This was posted on Monday, June 26, 2017 by Rodney Hoemail@example.com on his AJC Radio & TV Talk blog
Five years ago, Joe Castillo finished in fifth place on NBC’s summer hit show “America’s Got Talent” creating cool stories using sand in real time.
Now he’s back on NBC, at age 69, showing off his talent as a “senior” for Steve Harvey’s “Little Big Shots” spin off focused on older folks with talent. (His episode airs at 8 p.m. Wednesday.) It’s called recycling – but not in a bad way. Harvey’s show has no competitive element. There’s no cash prize. It’s just getting TV exposure and goofing around with Harvey.
A year after his appearance on “America’s Got Talent,” Castillo moved to Fayetteville from Kentucky to be closer to a convenient airport, enabling him to travel easier. “I’m kind of trying to slow down,” he said, “but the demand is still so incredible. The biggest challenge is knowing when to say no.” He is on the road, he said, 150 to 160 days out of the year.

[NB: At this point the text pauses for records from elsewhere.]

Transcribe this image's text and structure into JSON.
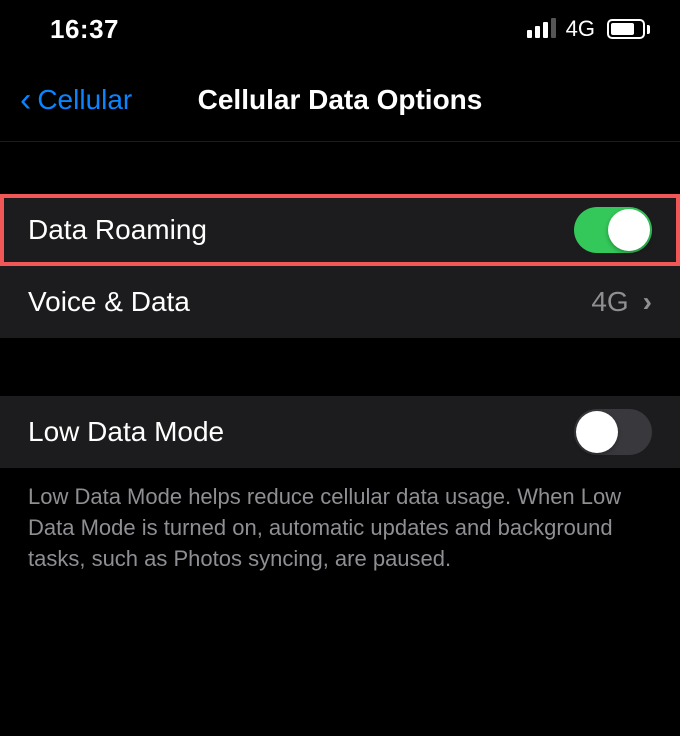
{
  "statusBar": {
    "time": "16:37",
    "networkLabel": "4G"
  },
  "nav": {
    "backLabel": "Cellular",
    "title": "Cellular Data Options"
  },
  "rows": {
    "dataRoaming": {
      "label": "Data Roaming",
      "toggleOn": true
    },
    "voiceData": {
      "label": "Voice & Data",
      "value": "4G"
    },
    "lowDataMode": {
      "label": "Low Data Mode",
      "toggleOn": false
    }
  },
  "footer": {
    "lowDataModeHelp": "Low Data Mode helps reduce cellular data usage. When Low Data Mode is turned on, automatic updates and background tasks, such as Photos syncing, are paused."
  },
  "highlight": {
    "row": "data-roaming-row",
    "color": "#f25757"
  }
}
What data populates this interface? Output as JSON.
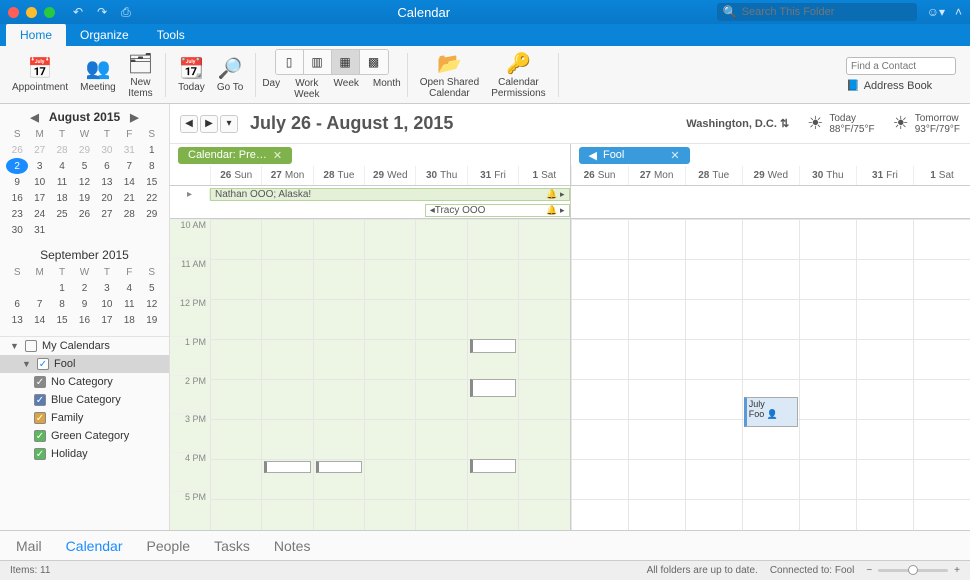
{
  "window": {
    "title": "Calendar",
    "search_placeholder": "Search This Folder"
  },
  "tabs": [
    "Home",
    "Organize",
    "Tools"
  ],
  "ribbon": {
    "appointment": "Appointment",
    "meeting": "Meeting",
    "new_items": "New\nItems",
    "today": "Today",
    "goto": "Go To",
    "view_day": "Day",
    "view_work": "Work\nWeek",
    "view_week": "Week",
    "view_month": "Month",
    "open_shared": "Open Shared\nCalendar",
    "permissions": "Calendar\nPermissions",
    "find_contact": "Find a Contact",
    "address_book": "Address Book"
  },
  "mini_cal": {
    "month1": "August 2015",
    "dows": [
      "S",
      "M",
      "T",
      "W",
      "T",
      "F",
      "S"
    ],
    "rows1": [
      [
        "26",
        "27",
        "28",
        "29",
        "30",
        "31",
        "1"
      ],
      [
        "2",
        "3",
        "4",
        "5",
        "6",
        "7",
        "8"
      ],
      [
        "9",
        "10",
        "11",
        "12",
        "13",
        "14",
        "15"
      ],
      [
        "16",
        "17",
        "18",
        "19",
        "20",
        "21",
        "22"
      ],
      [
        "23",
        "24",
        "25",
        "26",
        "27",
        "28",
        "29"
      ],
      [
        "30",
        "31",
        "",
        "",
        "",
        "",
        ""
      ]
    ],
    "month2": "September 2015",
    "rows2": [
      [
        "",
        "",
        "1",
        "2",
        "3",
        "4",
        "5"
      ],
      [
        "6",
        "7",
        "8",
        "9",
        "10",
        "11",
        "12"
      ],
      [
        "13",
        "14",
        "15",
        "16",
        "17",
        "18",
        "19"
      ]
    ]
  },
  "calendars": {
    "header": "My Calendars",
    "fool": "Fool",
    "items": [
      {
        "label": "No Category",
        "color": "#888"
      },
      {
        "label": "Blue Category",
        "color": "#5b7bb5"
      },
      {
        "label": "Family",
        "color": "#d9a441"
      },
      {
        "label": "Green Category",
        "color": "#5cb85c"
      },
      {
        "label": "Holiday",
        "color": "#5cb85c"
      }
    ]
  },
  "header": {
    "range": "July 26 - August 1, 2015"
  },
  "weather": {
    "location": "Washington,  D.C.",
    "today_label": "Today",
    "today_temp": "88°F/75°F",
    "tomorrow_label": "Tomorrow",
    "tomorrow_temp": "93°F/79°F"
  },
  "panes": {
    "left_title": "Calendar: Pre…",
    "right_title": "Fool",
    "days": [
      {
        "n": "26",
        "d": "Sun"
      },
      {
        "n": "27",
        "d": "Mon"
      },
      {
        "n": "28",
        "d": "Tue"
      },
      {
        "n": "29",
        "d": "Wed"
      },
      {
        "n": "30",
        "d": "Thu"
      },
      {
        "n": "31",
        "d": "Fri"
      },
      {
        "n": "1",
        "d": "Sat"
      }
    ],
    "allday1": "Nathan OOO; Alaska!",
    "allday2": "Tracy OOO",
    "hours": [
      "10 AM",
      "11 AM",
      "12 PM",
      "1 PM",
      "2 PM",
      "3 PM",
      "4 PM",
      "5 PM"
    ],
    "right_event": "July\nFoo"
  },
  "bottom_nav": [
    "Mail",
    "Calendar",
    "People",
    "Tasks",
    "Notes"
  ],
  "status": {
    "items": "Items: 11",
    "folders": "All folders are up to date.",
    "connected": "Connected to: Fool"
  }
}
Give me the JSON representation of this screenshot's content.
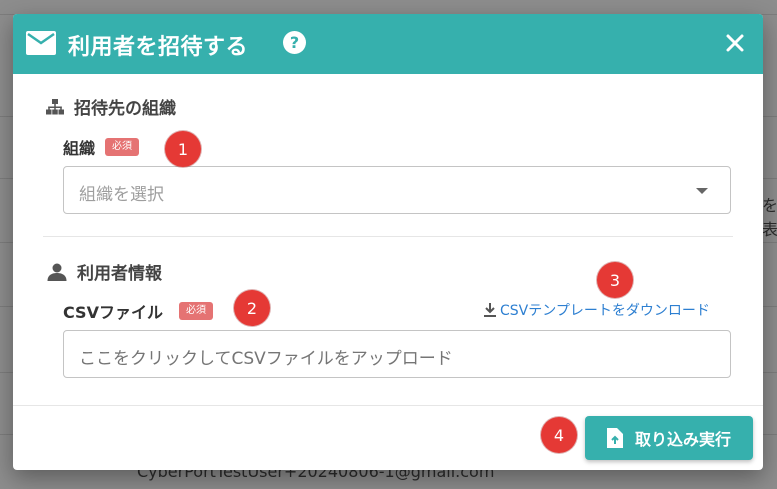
{
  "background": {
    "email_text": "CyberPortTestUser+20240806-1@gmail.com",
    "side_text": "を表"
  },
  "dialog": {
    "title": "利用者を招待する",
    "help_icon": "?",
    "header_icon": "mail-icon"
  },
  "organization_section": {
    "title": "招待先の組織",
    "icon": "sitemap-icon",
    "field_label": "組織",
    "required_badge": "必須",
    "select_placeholder": "組織を選択"
  },
  "user_section": {
    "title": "利用者情報",
    "icon": "person-icon",
    "field_label": "CSVファイル",
    "required_badge": "必須",
    "template_link": "CSVテンプレートをダウンロード",
    "upload_placeholder": "ここをクリックしてCSVファイルをアップロード"
  },
  "footer": {
    "import_button": "取り込み実行"
  },
  "markers": [
    "1",
    "2",
    "3",
    "4"
  ],
  "colors": {
    "primary": "#36b0ad",
    "required_badge": "#e57373",
    "link": "#2d7fd1",
    "marker": "#e53935"
  }
}
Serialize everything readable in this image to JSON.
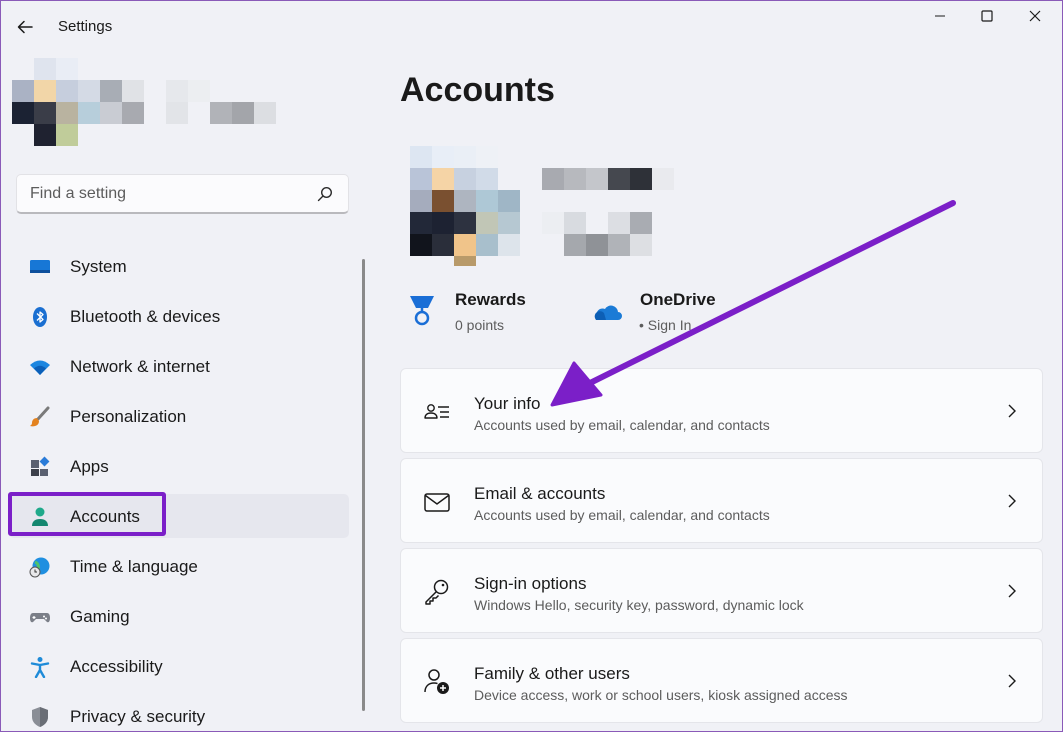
{
  "window": {
    "title": "Settings",
    "accent": "#2a62c9",
    "annotation_color": "#7b1fc8"
  },
  "search": {
    "placeholder": "Find a setting"
  },
  "nav": {
    "items": [
      {
        "label": "System",
        "icon": "monitor-icon"
      },
      {
        "label": "Bluetooth & devices",
        "icon": "bluetooth-icon"
      },
      {
        "label": "Network & internet",
        "icon": "wifi-icon"
      },
      {
        "label": "Personalization",
        "icon": "brush-icon"
      },
      {
        "label": "Apps",
        "icon": "apps-icon"
      },
      {
        "label": "Accounts",
        "icon": "person-icon",
        "active": true
      },
      {
        "label": "Time & language",
        "icon": "globe-clock-icon"
      },
      {
        "label": "Gaming",
        "icon": "gamepad-icon"
      },
      {
        "label": "Accessibility",
        "icon": "accessibility-icon"
      },
      {
        "label": "Privacy & security",
        "icon": "shield-icon"
      }
    ]
  },
  "main": {
    "title": "Accounts",
    "rewards": {
      "title": "Rewards",
      "subtitle": "0 points"
    },
    "onedrive": {
      "title": "OneDrive",
      "subtitle": "• Sign In"
    },
    "cards": [
      {
        "title": "Your info",
        "subtitle": "Accounts used by email, calendar, and contacts",
        "icon": "person-list-icon"
      },
      {
        "title": "Email & accounts",
        "subtitle": "Accounts used by email, calendar, and contacts",
        "icon": "mail-icon"
      },
      {
        "title": "Sign-in options",
        "subtitle": "Windows Hello, security key, password, dynamic lock",
        "icon": "key-icon"
      },
      {
        "title": "Family & other users",
        "subtitle": "Device access, work or school users, kiosk assigned access",
        "icon": "person-add-icon"
      }
    ]
  }
}
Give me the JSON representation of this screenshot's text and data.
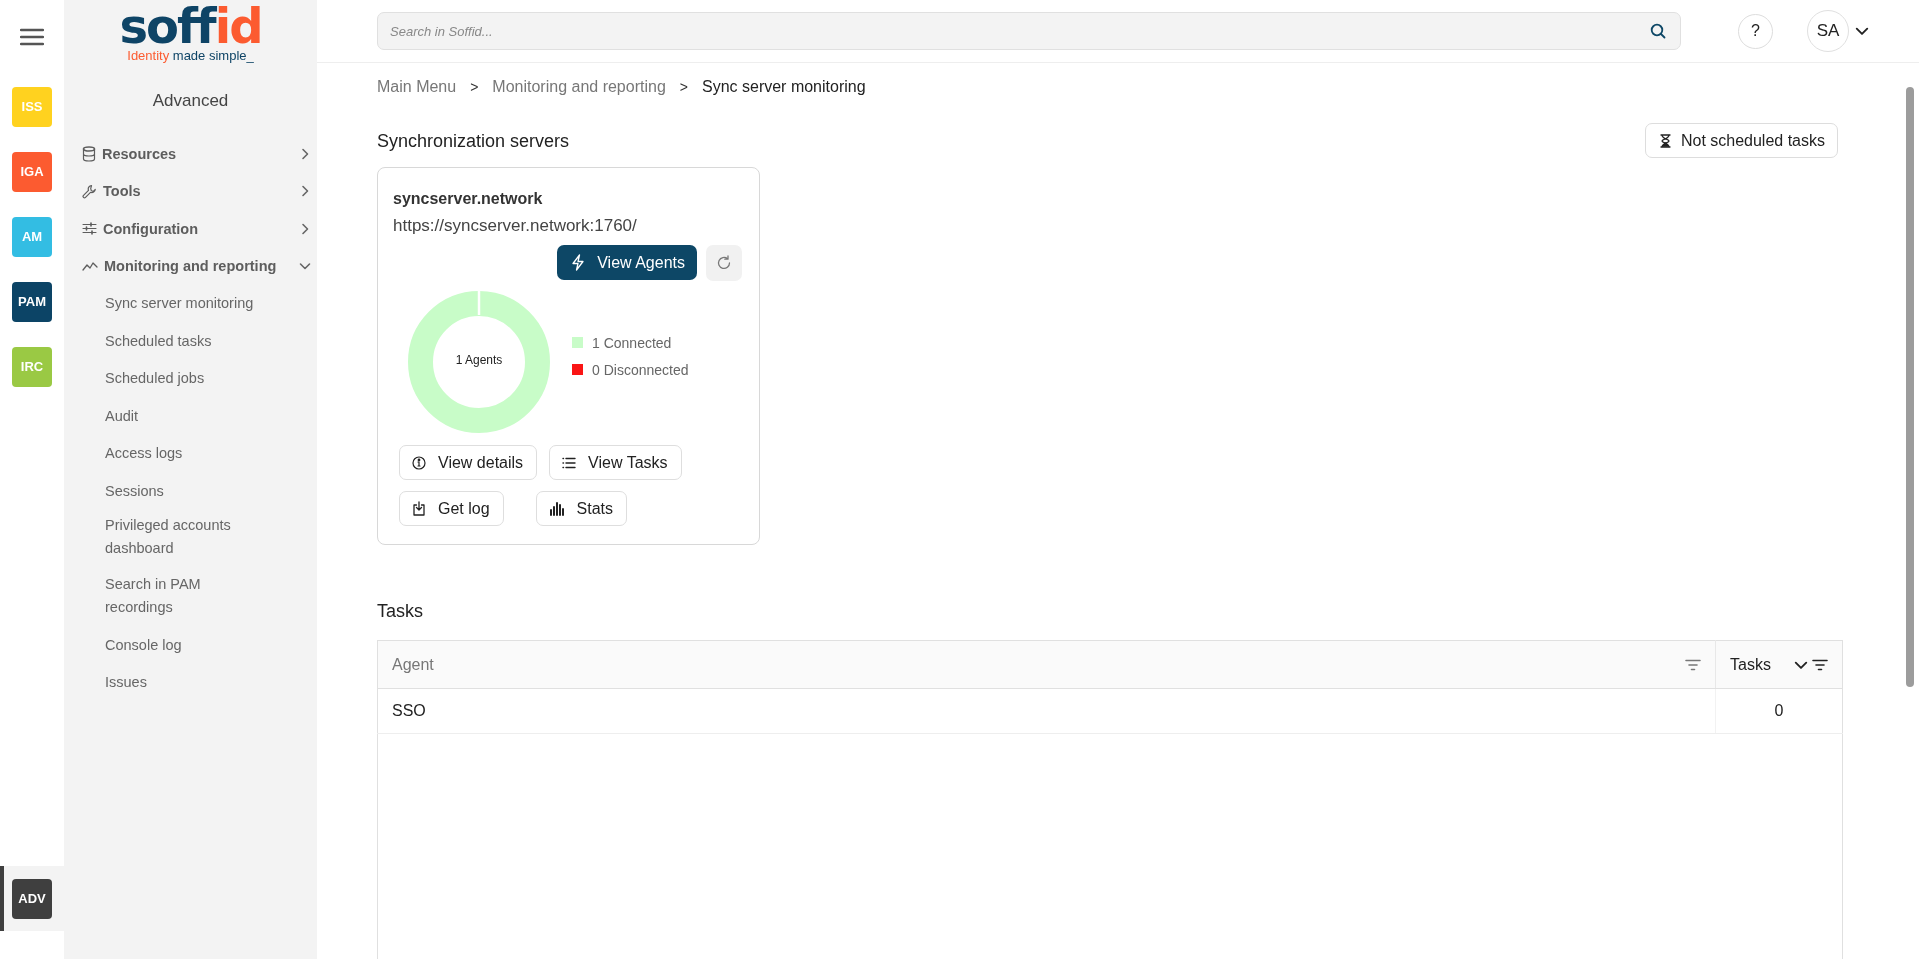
{
  "apps": [
    {
      "label": "ISS",
      "color": "#ffd21f",
      "selected": false
    },
    {
      "label": "IGA",
      "color": "#fc5b30",
      "selected": false
    },
    {
      "label": "AM",
      "color": "#33bde3",
      "selected": false
    },
    {
      "label": "PAM",
      "color": "#0c4466",
      "selected": false
    },
    {
      "label": "IRC",
      "color": "#9ac944",
      "selected": false
    },
    {
      "label": "ADV",
      "color": "#3f3f3f",
      "selected": true
    }
  ],
  "logo": {
    "wordmark": [
      "soff",
      "id"
    ],
    "tagline": [
      "Identity",
      "made simple_"
    ]
  },
  "section_title": "Advanced",
  "nav": [
    {
      "label": "Resources",
      "expanded": false
    },
    {
      "label": "Tools",
      "expanded": false
    },
    {
      "label": "Configuration",
      "expanded": false
    },
    {
      "label": "Monitoring and reporting",
      "expanded": true,
      "children": [
        {
          "label": "Sync server monitoring"
        },
        {
          "label": "Scheduled tasks"
        },
        {
          "label": "Scheduled jobs"
        },
        {
          "label": "Audit"
        },
        {
          "label": "Access logs"
        },
        {
          "label": "Sessions"
        },
        {
          "label": "Privileged accounts dashboard"
        },
        {
          "label": "Search in PAM recordings"
        },
        {
          "label": "Console log"
        },
        {
          "label": "Issues"
        }
      ]
    }
  ],
  "search": {
    "placeholder": "Search in Soffid..."
  },
  "help": "?",
  "user": {
    "initials": "SA"
  },
  "breadcrumb": {
    "separator": ">",
    "items": [
      "Main Menu",
      "Monitoring and reporting",
      "Sync server monitoring"
    ]
  },
  "servers_title": "Synchronization servers",
  "not_scheduled_button": "Not scheduled tasks",
  "servers": [
    {
      "name": "syncserver.network",
      "url": "https://syncserver.network:1760/",
      "view_agents": "View Agents",
      "center_label": "1 Agents",
      "legend": [
        {
          "label": "1 Connected",
          "color": "#c8fcc8"
        },
        {
          "label": "0 Disconnected",
          "color": "#fa1515"
        }
      ],
      "actions": [
        "View details",
        "View Tasks",
        "Get log",
        "Stats"
      ]
    }
  ],
  "tasks": {
    "title": "Tasks",
    "columns": [
      {
        "label": "Agent",
        "sorted": false
      },
      {
        "label": "Tasks",
        "sorted": true
      }
    ],
    "rows": [
      [
        "SSO",
        "0"
      ]
    ]
  }
}
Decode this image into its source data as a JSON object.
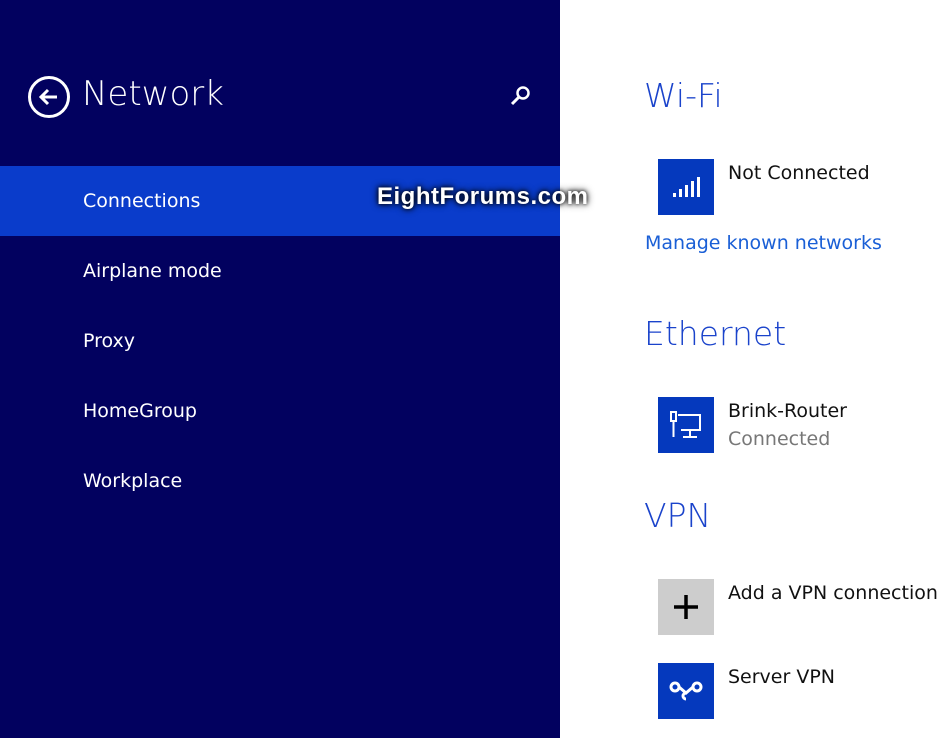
{
  "header": {
    "title": "Network",
    "back_icon": "back-arrow-icon",
    "search_icon": "search-icon"
  },
  "sidebar": {
    "items": [
      {
        "label": "Connections",
        "selected": true
      },
      {
        "label": "Airplane mode"
      },
      {
        "label": "Proxy"
      },
      {
        "label": "HomeGroup"
      },
      {
        "label": "Workplace"
      }
    ]
  },
  "watermark": "EightForums.com",
  "wifi": {
    "heading": "Wi-Fi",
    "status": "Not Connected",
    "manage_link": "Manage known networks"
  },
  "ethernet": {
    "heading": "Ethernet",
    "name": "Brink-Router",
    "status": "Connected"
  },
  "vpn": {
    "heading": "VPN",
    "add_label": "Add a VPN connection",
    "item": "Server VPN"
  },
  "colors": {
    "sidebar": "#02015f",
    "selected": "#0a3ccb",
    "tile": "#0539bd",
    "heading": "#1a43cb",
    "link": "#1a5fd6"
  }
}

“I’m still having a great time doing it,” he said. “I absolutely do. Most of my performances are between 15 to 45 minutes. So I can handle that practically standing on my hands.”
He gets asked to appear at churches, corporate events, conferences, basketball arenas for half-time shows and product launches. He said his biggest audience to date was during the recent re-launch of a Sony PlayStation game “God of War” at a press conference earlier this month.
His appeal, he said, “is organic. So much of what’s happening is digital. I use my digits. I’m working with my hands. The great thing about sand is it’s very fluid. I can easily morph one image into the next.”
Castillo was born and raised in Mexico City, part of a very artistic family. “I was dragged to every art museum and art class possible,” he said. He finished art school and got into advertising for 20 years in Knoxville, eventually running his own ad agency.
By age 50, he realized the young folks he was hiring were doing the fun stuff. He tired of being an administrator. He sold his business, went to seminary, then pastored a church a with his wife in Richmond, Ky. He wanted to incorporate his art skills into his sermons, knowing people remember audio and visuals together better than just audio. He used magic markers, pastels, spray painting, clay and wood.
“After five years, I was running out of ideas,” he said. “So one day at the hardware store, I saw bags of sand. One of the bags had ripped over and sand was on the floor. As an artist, you can see images everywhere. I wondered if I could do something with that. So I came home with a bag of mulch and many more bags of sand.” He duct-taped a camcorder on a tripod and plugged it into a TV set and images started coming into his head.
His first story was about Easter over the music from the film “The Passion of the Christ.” “It’s a piece I perform more than any other,” he said. “It’s probably been seen by more than 1 million people live.” He even did the sand story in front of Pope Francis two years ago in Philadelphia.
For his latest TV appearance, Castillo got to spend time with Harvey and liked him. “He’s the real deal,” he said. “I saw him interact with the audience. He’s a guy that genuinely cares about the people on his show and cares about the audience. I have a great amount of respect for Steve.”
“Little Big Shots: Forever Young,” 8 pm. Wednesdays, NBC